Crossing the stony Ledge
Access to the other side of a cliff was via a tunnel or a very narrow gap. While some went through the tunnel, most squeezed through the gap. A freshwater spring was right in front. It was surrounded by rocks, indicating human intervention. Some sceptics tasted the water to confirm it was fresh water indeed. We could see water sprouting out from the bottom. At high tide, we were told the spring would be covered with seawater.
The surrounding landscape was amazingly rugged and weather beaten. The extremely sharp edges on the rock surfaces suggested erosion due to the wind, sand and shine.
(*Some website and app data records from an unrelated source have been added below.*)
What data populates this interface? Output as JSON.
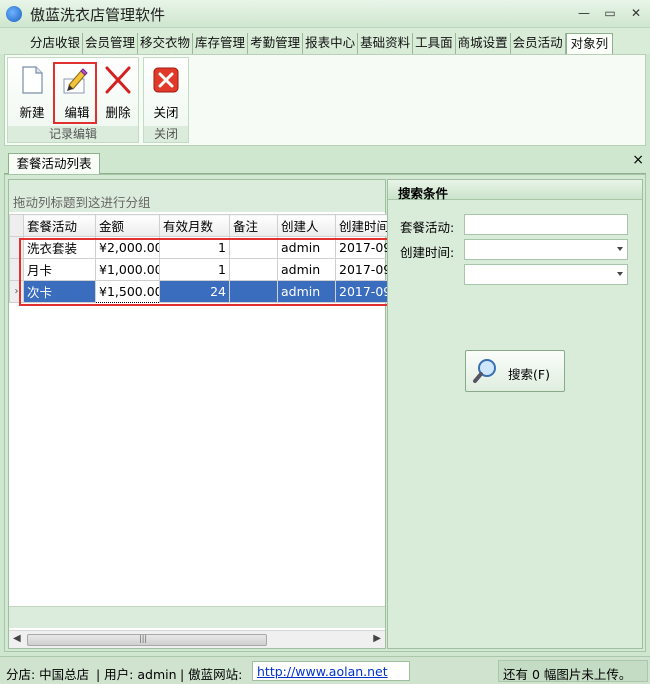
{
  "window": {
    "title": "傲蓝洗衣店管理软件",
    "min": "—",
    "max": "▭",
    "close": "✕"
  },
  "menu": {
    "tabs": [
      "分店收银",
      "会员管理",
      "移交衣物",
      "库存管理",
      "考勤管理",
      "报表中心",
      "基础资料",
      "工具面",
      "商城设置",
      "会员活动",
      "对象列"
    ]
  },
  "ribbon": {
    "groups": [
      {
        "label": "记录编辑",
        "buttons": [
          {
            "label": "新建"
          },
          {
            "label": "编辑"
          },
          {
            "label": "删除"
          }
        ]
      },
      {
        "label": "关闭",
        "buttons": [
          {
            "label": "关闭"
          }
        ]
      }
    ]
  },
  "doctab": {
    "label": "套餐活动列表",
    "close": "×"
  },
  "grid": {
    "group_hint": "拖动列标题到这进行分组",
    "columns": [
      "套餐活动",
      "金额",
      "有效月数",
      "备注",
      "创建人",
      "创建时间"
    ],
    "rows": [
      {
        "name": "洗衣套装",
        "amount": "¥2,000.00",
        "months": "1",
        "note": "",
        "creator": "admin",
        "created": "2017-09-"
      },
      {
        "name": "月卡",
        "amount": "¥1,000.00",
        "months": "1",
        "note": "",
        "creator": "admin",
        "created": "2017-09-"
      },
      {
        "name": "次卡",
        "amount": "¥1,500.00",
        "months": "24",
        "note": "",
        "creator": "admin",
        "created": "2017-09-"
      }
    ],
    "current_row_marker": "›",
    "scroll_left": "◀",
    "scroll_right": "▶",
    "scroll_grip": "|||"
  },
  "search": {
    "title": "搜索条件",
    "activity_label": "套餐活动:",
    "activity_value": "",
    "time_label": "创建时间:",
    "time_from": "",
    "time_to": "",
    "button": "搜索(F)"
  },
  "status": {
    "branch": "分店: 中国总店",
    "user": "| 用户: admin",
    "site_label": "| 傲蓝网站:",
    "site_url": "http://www.aolan.net",
    "upload": "还有 0 幅图片未上传。"
  }
}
The ruggedness and the bonsai looking trees created a scene of extremely rare beauty for us to savour. None of us could resist snapping some photos and posing on the rocks. Some photographers had the presence of mind to take inside-out photos from inside the tunnel.
Crossing the Gap
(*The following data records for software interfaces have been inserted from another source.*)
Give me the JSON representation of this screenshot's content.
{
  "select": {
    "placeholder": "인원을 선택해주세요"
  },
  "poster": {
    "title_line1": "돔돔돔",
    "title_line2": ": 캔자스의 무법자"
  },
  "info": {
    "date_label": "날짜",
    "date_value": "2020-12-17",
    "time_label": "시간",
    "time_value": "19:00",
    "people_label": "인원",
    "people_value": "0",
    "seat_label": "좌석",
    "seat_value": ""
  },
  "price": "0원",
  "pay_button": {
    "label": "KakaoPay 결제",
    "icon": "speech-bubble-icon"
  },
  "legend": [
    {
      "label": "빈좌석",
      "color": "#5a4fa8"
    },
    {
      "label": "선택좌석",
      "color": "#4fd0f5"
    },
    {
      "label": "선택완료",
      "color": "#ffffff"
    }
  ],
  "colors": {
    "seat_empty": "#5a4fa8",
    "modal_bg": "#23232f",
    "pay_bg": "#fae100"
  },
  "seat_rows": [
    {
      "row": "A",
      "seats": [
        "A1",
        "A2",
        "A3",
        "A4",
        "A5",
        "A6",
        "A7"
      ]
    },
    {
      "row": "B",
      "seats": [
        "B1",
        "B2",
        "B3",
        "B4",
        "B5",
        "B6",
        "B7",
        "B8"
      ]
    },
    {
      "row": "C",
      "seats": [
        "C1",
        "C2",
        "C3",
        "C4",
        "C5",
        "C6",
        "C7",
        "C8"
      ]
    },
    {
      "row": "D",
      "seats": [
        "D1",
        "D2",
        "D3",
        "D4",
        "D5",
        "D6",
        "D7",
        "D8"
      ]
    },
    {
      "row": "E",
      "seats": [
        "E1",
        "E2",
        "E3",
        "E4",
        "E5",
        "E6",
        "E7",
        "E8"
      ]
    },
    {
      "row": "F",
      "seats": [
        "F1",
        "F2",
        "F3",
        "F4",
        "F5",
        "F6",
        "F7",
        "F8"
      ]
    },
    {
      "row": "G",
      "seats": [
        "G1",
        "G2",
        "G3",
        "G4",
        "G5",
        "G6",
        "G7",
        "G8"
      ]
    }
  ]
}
Crossing a sandy beach strewn with rocks and stones, we arrived at Pulau Intan. This is a very small island that is joined to the main land mass at low tide, but a small water channel turns it into an island at high tide. This island of thick impenetrable forest is surrounded by eroded rocks, which give it the impression it is built on stilts. There are two beautiful sandy beaches on either side of Pulau Intan. The lonely secluded beaches reminded us of "Robin Crusoe" being marooned. It seems there are graves in the island, but we did not check.
Towards Pulau Intan
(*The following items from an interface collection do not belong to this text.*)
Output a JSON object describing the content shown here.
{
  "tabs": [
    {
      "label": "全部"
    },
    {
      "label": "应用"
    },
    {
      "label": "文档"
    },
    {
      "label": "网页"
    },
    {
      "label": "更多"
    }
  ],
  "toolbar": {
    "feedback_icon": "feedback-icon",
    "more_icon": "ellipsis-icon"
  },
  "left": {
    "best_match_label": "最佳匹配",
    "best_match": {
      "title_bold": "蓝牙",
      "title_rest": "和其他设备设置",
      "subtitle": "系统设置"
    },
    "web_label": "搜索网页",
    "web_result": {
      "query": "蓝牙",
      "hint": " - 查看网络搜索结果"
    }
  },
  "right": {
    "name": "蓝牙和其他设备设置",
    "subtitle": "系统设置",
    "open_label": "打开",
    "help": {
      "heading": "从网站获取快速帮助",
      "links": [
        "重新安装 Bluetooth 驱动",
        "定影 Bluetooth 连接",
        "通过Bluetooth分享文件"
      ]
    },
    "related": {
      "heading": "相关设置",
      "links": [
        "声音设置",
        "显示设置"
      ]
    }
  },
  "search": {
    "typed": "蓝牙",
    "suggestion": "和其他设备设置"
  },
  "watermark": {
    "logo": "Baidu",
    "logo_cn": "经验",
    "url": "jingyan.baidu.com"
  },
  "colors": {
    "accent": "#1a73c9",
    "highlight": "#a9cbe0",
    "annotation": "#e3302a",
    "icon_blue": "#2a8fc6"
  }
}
Arrive at Pulau Intan
We arrived at some huge rocks in the sea, after hugging the coastline of rocks and meandering a narrow path across undulating terrain. My friends call these rocks Mermaid's Rocks, as we often urge our lady friends to sit and be photographed as if they were mermaids. Hiking is more fun when we relax and let our imagination run wild. Mermaid's Rock is where we frequently allow ourselves a break and perhaps to fantasize. This is also an excellent spot for photos. The clear blue sky, shimmering water and the overhanging trees simply "squeeze" the smile out of us. It allows to fantasize we are celebrities and the photos are certainly more charming.
Our front veteran hiker led us through an infrequently used path, closed to the edge of the sea. In an open area, we saw the renown ancient well and a huge rock. This ancient well is "Perigi Rubiah," but we are more inclined to believe it was built by the Portuguese as their source of water supply. According to mythology, a dent of the top surface of the huge rock is Hang Tuah's footprint. There are rumours authorities are trying to obliterate the stories of Hang Tuah and his brother warriors as there are connotations that they were Chinese warriors sent to protect Puteri Hang Li Poh, who married Sultan Mansur Shah, the 6th sultan of Malacca.
The Ancient Well, Perigi Rubiah
Hang Tuah's Foodprint?
Some hikers were getting tired and inquiring as when we would be out of the woods. The forest is a paradise at the start, but could appear like a prison when we are out of breath and tired. "We are about a mile from the entrance," was a reassuring message. Walking on the flat sandy Keramat beach restored our energy, but the late morning sun had the girls covering up their heads, as if wearing tudungs. It's an irony half the world wants to be a shade fairer and the half wants to be a shade darker.
Pulau Masjid, viewed from Keramat Beach
The second half of the beach is less explored and less frequented by hikers. We didn't see footprints or broken branches to indicate human intrusion. The remoteness, mangrove trees growing on stilt roots and the steep rocky cliff could easily make hikers feel as if they have gone astray. An islet, known as Pulau Masjid beaconed us to cross, but we were tired and the tide was not low enough. The sound of laughter from the young men and ladies cheered us on.
Two left turns at a mangrove swamp brought us into the forest. There were some huge trees in the area but few creepers or cobweb stood in our way. However, the pesky mosquitoes were a real nuisance. Passing two path junctions, we arrived at a waterlogged area. Everyone was awkwardly swaying and twisting in a comical dance, to avoid getting wet by stepping on roots, logs and stones. Unfortunately, we forgot to take a video.
It was with great relief and joy for us to be finally back to the hustle and bustle of life at the entrance.
Back to the Entrance